As our vehicle peaked over Ximpalapala crest a few days ago and we got our first glimpse of the rocky outcrop being lit by the rising sun, one of my guest’s screamed behind me in excitement, “dogs, dogs, dogs!” Ahead of us, twelve wild dogs were tearing towards us in their typically exuberant fashion and I felt my energy levels surge.
When you’re with dogs you’ll notice how excitable they are. Their satellite dish-like ears are forever turning, listening for their next meal; their white-tipped tails wave incessantly and they are wild with activity. As a ranger, even on a freezing winter’s morning, you start to strip off your warm layers the moment you see the dogs, in preparation for the sort of driving you know you’re in for when you’re following them.
Normally dogs are incredibly successful hunters due to their stamina and team work and have a much higher success rate than lions, leopards or cheetahs. This particular pack were hunting not only for themselves but for the alpha female they had left at the den and for all the pups she was raising. Surprisingly though, by 9am that morning they still hadn’t made a kill and they eventually flopped down in the shade, apparently giving up.
They have very fast metabolisms and especially when they’re denning, they try to hunt twice a day. I was surprised that the pack didn’t keep trying despite the morning of set backs but when I looked at them all scattered in various patches of shade, not a single one seemed perturbed that the youngsters would have to wait till the evening for their meal.
It made me realise how much these animals valued and allowed rest, which when I thought about it, is actually one of the reasons they’re ultimately so successful. It made me a little jealous.
I don’t know about you but I for one struggle to rest. The rate that much of the modern world moves at doesn’t really allow for it but even if I do have the time for it, I carry a certain level of shame around it. Most of the time it’s due to the little voices in my head saying some version of “you’ve been talking about starting this project forever now, get it done” or “you should really be using this time wisely, go for a run” or “you’ll never get anywhere if you don’t keep going”.
Recently I listened to a fascinating Sounds True Podcast where a spiritual teacher, Jeff Foster looked at rest from a new angle. He reckons that we shouldn’t be trying to find rest, making it into yet another goal and only exacerbate the pressure we’re under. Instead, Foster invites us to see rest as our natural state and a place in us that already exists. The podcast discusses different ways of tapping into that place.
A lot of spiritual teachings encourage us to find peace and quiet by trying to train ourselves away from the noise in our head or to angle ourselves only towards joy and bliss. When we’re not peaceful, the self-berating begins, which let’s be honest, doesn’t bring any joy and the loop persists. Foster challenges that the way to peace is to actually allow the noise in our head and invite in our so-called negative emotions. It requires a shift in focus from how can I get rid of this feeling to how can I make space for this feeling? A longing for rest runs far deeper than a longing for sleep.
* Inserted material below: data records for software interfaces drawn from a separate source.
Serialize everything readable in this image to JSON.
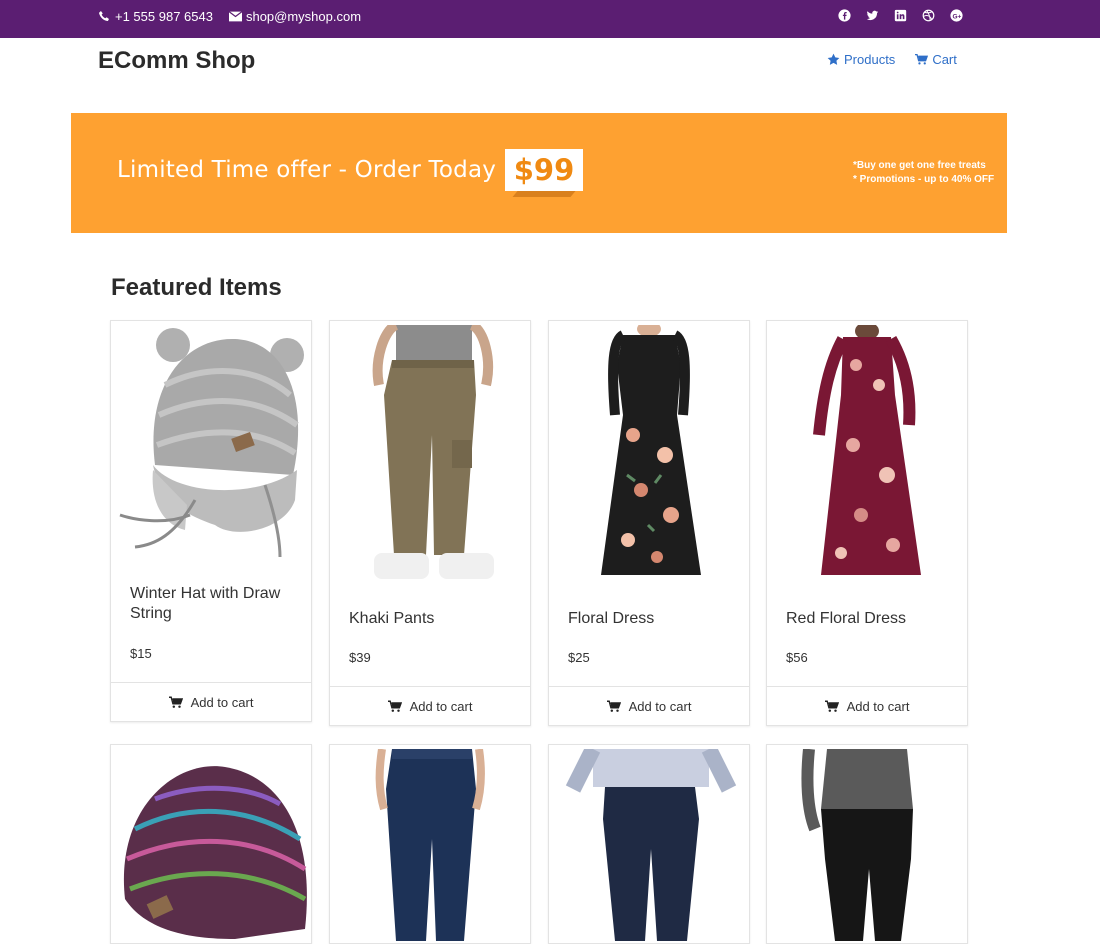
{
  "topbar": {
    "phone": "+1 555 987 6543",
    "email": "shop@myshop.com",
    "social_icons": [
      "facebook-icon",
      "twitter-icon",
      "linkedin-icon",
      "dribbble-icon",
      "google-plus-icon"
    ]
  },
  "header": {
    "brand": "EComm Shop",
    "nav": [
      {
        "label": "Products",
        "icon": "star-icon"
      },
      {
        "label": "Cart",
        "icon": "cart-icon"
      }
    ]
  },
  "banner": {
    "headline": "Limited Time offer - Order Today For",
    "price": "$99",
    "note1": "*Buy one get one free treats",
    "note2": "* Promotions - up to 40% OFF",
    "background": "#fea131"
  },
  "featured": {
    "title": "Featured Items",
    "items": [
      {
        "name": "Winter Hat with Draw String",
        "price": "$15",
        "add_label": "Add to cart"
      },
      {
        "name": "Khaki Pants",
        "price": "$39",
        "add_label": "Add to cart"
      },
      {
        "name": "Floral Dress",
        "price": "$25",
        "add_label": "Add to cart"
      },
      {
        "name": "Red Floral Dress",
        "price": "$56",
        "add_label": "Add to cart"
      }
    ]
  },
  "colors": {
    "topbar": "#5b1e72",
    "link": "#2f6fc8"
  }
}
It’s a longing for peace, truth, authenticity and allowing. It’s a desire to stop running from who we our, from our experiences or this moment.
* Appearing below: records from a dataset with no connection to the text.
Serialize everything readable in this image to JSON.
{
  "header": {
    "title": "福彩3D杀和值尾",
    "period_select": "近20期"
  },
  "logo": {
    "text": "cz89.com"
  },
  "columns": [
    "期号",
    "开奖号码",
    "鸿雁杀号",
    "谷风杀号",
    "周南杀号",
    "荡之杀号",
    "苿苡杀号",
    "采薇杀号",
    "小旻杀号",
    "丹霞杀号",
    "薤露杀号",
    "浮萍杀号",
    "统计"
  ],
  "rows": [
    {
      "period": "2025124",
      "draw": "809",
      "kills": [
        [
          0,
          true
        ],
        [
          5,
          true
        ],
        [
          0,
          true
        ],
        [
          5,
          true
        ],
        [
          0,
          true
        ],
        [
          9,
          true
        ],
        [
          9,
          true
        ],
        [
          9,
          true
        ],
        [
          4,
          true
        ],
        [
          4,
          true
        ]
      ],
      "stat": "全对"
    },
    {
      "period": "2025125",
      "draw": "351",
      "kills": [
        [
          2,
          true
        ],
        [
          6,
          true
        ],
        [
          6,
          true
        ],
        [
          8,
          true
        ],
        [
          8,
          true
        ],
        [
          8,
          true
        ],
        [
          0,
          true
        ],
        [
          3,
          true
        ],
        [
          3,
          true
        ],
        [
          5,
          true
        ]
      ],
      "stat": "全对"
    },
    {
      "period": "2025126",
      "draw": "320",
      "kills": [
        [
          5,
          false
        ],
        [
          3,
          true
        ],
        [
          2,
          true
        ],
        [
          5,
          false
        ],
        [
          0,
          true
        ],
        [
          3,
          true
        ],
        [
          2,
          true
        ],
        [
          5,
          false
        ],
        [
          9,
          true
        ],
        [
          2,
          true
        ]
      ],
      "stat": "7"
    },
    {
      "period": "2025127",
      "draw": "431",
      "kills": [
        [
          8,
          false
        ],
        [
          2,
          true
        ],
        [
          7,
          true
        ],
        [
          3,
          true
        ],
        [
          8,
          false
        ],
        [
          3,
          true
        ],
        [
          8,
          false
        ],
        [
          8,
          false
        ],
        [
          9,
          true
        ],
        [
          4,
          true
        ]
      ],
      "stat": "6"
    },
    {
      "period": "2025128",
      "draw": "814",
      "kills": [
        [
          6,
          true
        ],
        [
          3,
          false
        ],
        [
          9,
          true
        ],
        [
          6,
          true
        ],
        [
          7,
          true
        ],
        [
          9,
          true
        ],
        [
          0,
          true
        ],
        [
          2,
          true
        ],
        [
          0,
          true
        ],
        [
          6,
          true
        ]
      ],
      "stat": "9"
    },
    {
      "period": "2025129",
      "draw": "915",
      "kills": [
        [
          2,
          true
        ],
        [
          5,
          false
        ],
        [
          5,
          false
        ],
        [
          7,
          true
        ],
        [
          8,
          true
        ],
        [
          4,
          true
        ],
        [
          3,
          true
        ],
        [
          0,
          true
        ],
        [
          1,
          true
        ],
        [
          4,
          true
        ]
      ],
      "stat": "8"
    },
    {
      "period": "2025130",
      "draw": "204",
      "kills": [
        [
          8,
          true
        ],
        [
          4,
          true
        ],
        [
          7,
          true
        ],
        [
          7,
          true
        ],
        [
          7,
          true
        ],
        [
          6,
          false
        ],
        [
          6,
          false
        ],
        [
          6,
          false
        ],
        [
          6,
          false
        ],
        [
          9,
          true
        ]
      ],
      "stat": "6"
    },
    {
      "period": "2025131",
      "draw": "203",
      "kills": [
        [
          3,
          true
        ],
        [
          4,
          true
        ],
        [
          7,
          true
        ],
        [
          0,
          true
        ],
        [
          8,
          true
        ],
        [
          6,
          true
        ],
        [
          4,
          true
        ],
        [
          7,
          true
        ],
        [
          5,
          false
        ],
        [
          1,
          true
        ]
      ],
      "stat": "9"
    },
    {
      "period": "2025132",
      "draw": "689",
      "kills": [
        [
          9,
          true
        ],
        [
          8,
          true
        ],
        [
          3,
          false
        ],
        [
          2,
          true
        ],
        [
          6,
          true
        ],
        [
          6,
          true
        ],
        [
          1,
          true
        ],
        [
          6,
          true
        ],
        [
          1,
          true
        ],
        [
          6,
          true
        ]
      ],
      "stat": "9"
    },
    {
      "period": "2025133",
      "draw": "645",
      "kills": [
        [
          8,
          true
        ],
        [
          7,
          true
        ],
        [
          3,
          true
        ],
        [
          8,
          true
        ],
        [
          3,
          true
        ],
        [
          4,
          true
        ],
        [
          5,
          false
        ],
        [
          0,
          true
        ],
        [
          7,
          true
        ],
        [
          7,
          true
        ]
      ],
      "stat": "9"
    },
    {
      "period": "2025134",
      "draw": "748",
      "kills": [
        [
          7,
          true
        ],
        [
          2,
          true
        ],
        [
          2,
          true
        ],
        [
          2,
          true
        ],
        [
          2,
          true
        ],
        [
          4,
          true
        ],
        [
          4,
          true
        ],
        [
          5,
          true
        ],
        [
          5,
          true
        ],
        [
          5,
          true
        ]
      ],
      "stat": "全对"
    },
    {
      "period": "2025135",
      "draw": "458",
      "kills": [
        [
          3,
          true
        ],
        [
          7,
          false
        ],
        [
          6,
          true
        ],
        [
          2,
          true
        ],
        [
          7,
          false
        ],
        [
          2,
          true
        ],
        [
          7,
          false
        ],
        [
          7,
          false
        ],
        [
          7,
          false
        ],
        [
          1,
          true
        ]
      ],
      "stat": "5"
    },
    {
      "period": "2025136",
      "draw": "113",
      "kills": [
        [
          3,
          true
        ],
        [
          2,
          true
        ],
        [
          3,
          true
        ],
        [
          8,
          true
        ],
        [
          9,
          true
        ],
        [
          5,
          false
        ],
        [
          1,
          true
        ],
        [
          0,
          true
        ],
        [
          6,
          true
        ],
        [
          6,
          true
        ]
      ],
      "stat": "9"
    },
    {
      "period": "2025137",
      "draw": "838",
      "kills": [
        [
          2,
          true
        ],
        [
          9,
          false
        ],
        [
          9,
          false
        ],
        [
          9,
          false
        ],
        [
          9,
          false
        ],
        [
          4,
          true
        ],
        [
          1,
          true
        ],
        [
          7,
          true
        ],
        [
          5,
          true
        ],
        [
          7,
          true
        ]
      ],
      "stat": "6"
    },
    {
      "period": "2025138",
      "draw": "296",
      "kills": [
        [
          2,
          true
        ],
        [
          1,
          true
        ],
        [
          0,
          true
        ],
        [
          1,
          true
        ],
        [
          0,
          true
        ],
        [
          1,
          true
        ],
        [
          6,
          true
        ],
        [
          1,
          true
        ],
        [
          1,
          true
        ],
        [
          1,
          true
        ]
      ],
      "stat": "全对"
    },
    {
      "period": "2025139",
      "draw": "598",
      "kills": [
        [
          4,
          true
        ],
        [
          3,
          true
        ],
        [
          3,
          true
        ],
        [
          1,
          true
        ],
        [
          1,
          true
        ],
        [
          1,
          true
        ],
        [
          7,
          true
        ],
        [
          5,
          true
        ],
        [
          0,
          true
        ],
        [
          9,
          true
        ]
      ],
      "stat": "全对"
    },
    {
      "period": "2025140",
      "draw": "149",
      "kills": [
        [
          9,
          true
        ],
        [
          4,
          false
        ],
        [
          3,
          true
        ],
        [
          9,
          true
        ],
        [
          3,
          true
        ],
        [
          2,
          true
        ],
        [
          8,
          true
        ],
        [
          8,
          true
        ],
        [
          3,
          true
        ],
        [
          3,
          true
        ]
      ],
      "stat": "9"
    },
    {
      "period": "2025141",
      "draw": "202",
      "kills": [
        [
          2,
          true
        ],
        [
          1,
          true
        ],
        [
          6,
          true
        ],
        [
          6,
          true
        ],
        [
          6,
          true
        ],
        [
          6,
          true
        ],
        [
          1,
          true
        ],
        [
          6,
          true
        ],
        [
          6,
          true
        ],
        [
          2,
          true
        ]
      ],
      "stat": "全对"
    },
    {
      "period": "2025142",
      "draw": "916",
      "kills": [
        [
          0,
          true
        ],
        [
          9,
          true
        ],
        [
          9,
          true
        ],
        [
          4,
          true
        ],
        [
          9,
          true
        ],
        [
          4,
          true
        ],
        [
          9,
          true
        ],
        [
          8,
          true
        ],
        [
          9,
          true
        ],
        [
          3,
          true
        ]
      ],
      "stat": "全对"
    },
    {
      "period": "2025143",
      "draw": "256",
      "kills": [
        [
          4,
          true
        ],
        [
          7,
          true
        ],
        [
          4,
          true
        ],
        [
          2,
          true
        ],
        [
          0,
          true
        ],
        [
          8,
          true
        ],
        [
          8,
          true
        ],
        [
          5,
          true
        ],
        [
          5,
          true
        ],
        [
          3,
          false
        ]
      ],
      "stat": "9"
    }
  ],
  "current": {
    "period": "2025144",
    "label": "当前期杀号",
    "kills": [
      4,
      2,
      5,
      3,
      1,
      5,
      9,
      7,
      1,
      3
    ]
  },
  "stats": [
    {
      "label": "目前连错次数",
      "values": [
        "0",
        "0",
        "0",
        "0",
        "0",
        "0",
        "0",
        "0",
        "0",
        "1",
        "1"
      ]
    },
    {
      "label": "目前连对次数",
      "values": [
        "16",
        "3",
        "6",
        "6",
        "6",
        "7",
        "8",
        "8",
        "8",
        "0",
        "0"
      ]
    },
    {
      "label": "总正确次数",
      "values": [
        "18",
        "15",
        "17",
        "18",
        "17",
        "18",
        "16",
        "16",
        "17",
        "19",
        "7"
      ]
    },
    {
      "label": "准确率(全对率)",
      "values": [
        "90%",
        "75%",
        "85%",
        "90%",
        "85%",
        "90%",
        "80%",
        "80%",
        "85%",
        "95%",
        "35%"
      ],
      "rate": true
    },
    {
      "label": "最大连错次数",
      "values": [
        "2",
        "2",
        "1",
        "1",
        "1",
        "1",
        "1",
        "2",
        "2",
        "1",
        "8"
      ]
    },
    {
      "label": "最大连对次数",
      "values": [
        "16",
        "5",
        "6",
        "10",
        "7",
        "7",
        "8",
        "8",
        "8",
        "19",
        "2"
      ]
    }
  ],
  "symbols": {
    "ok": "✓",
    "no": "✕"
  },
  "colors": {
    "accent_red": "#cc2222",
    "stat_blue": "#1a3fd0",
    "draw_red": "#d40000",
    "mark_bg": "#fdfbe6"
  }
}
Are there places in your life where you feel that if you just allowed the discomfort a little more, you’d find greater peace?
When I watched that pack the other day, I saw how none of them seemed to have those nagging internal voices (or if they did, they certainly weren’t listening to them). They knew the pups would survive a few more hours without their meal and they weren’t wracked with guilt. They trusted that they would catch a meal later in the day so they weren’t ruled by their hunger. They were purely listening to their bodies desire to rest.
Later that afternoon, the pack arose from their slumber and after a short bout of greeting and playing, set off in search of a meal. Because they had given their bodies a chance to recuperate, they were able to chase down and catch an impala ewe and were soon all well and truly engorged. With full bellies, they set off to nourish the pups.
Like us, they are pack animals, intimately reliant on and connected to one another. They acknowledge that rest is an essential part of their lives and because of it, they have the capacity to live a life of service to one another. It is not selfish to rest if it means that when you awaken you use that energy for the good of the whole.
It was such a good reminder to me that only once you’ve listened to your body, allowed the rest and nourished yourself, are you then truly capable of nourishing the rest of your pack, whatever form of nourishment that may take.